- Stephen (Acts 6:8-7:60)—His candle burned brightly but briefly. We don’t know much about this Grecian Jew except that Stephen was selected among six others for an honorable task. After the apostles laid their hands on him, he was performing miracles. Once when he was presenting effective arguments relating to Christ, some of the men who felt humiliated secretly began to stir up the people. They even “produced false witnesses, who testified, ‘This fellow never stops speaking against this holy place and against the law. For we have heard him say that this Jesus of Nazareth will destroy this place and change the customs Moses handed down to us.’” Standing before the Sanhedrin, Stephen, whose “face was like the face of an angel,” proceeded to explain himself using Scripture, beginning with Genesis. He drew pertinent lessons from the stories of the patriarchs, Moses and the trials of the Israelites in the desert, and the first temple period associated with Solomon.
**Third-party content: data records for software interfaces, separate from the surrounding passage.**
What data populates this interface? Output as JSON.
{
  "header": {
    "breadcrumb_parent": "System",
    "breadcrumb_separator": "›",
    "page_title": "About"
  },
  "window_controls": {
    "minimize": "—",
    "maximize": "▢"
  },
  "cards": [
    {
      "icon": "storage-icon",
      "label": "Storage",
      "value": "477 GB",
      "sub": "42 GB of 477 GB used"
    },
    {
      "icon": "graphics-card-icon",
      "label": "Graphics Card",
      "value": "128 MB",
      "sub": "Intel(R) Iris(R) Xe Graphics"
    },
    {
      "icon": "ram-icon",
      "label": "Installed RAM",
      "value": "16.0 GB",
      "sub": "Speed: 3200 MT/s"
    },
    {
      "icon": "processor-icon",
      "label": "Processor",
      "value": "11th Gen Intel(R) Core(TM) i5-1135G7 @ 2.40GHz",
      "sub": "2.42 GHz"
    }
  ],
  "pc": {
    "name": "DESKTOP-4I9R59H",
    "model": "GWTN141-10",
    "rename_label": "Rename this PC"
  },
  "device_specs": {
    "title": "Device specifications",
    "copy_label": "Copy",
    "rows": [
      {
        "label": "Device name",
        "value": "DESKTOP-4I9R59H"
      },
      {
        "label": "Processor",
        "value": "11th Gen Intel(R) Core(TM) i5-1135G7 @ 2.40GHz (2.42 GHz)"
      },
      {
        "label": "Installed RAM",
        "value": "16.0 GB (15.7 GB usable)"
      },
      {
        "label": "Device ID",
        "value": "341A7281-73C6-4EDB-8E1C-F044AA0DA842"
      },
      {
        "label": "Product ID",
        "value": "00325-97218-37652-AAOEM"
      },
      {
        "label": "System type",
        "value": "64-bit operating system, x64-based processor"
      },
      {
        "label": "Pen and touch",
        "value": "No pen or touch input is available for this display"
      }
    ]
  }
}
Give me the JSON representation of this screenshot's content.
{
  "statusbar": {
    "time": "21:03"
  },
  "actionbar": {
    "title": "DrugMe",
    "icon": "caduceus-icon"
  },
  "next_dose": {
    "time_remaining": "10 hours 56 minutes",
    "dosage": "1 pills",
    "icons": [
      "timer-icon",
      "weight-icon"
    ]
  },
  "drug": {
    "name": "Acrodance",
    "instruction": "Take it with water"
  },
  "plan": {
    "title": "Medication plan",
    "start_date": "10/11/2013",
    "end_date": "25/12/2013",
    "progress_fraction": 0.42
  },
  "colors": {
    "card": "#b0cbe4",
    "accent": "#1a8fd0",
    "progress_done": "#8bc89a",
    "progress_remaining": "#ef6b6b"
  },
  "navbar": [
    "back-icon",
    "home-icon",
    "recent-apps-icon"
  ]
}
His closing points were both true and provocative. This stiff-necked audience offered Stephen up in a scapegoat ritual, placing the shame of their lives onto him with each throw of a stone. One gets the impression that Stephen saw it coming. He was a man with amazing spirituality and nerve.
- Paul (Acts 23:1-22, Chapters 24-26)—The apostle to the Gentiles initially had a poor and defensive response to being abused by the high priest Ananias. This happened in the middle of a mock trial determining Paul’s fate. He owned up to it immediately and then diverted attention to longstanding debates held between the Pharisees and Sadducees. This ruse took the heat off of him and even the Pharisees concluded, if momentarily, that Paul had done nothing wrong. A “dispute became so violent that the commander was afraid Paul would be torn to pieces by them.” Paul was given protection, but only for a time because there was a plot afoot to kill him. Whether it was false accusation, death threats or questions about his beliefs, Paul stood firm. He even leveraged Roman law in order that he could stand before Caesar in Rome. At each turn, Paul did everything he could to insure that he could get to Rome on the back of his Roman rights as citizen. It is interesting that Paul eventually was tried in Rome and stood before the emperor, according to early Christian traditions. By that time, it was the cruelest emperor of them all—Nero. It is not as if Paul had not heard of some of the Caesar’s well-established maniacal behaviors. This was an act of spiritual nerve that must have encouraged other saints to openly embrace their faith to the highest authorities.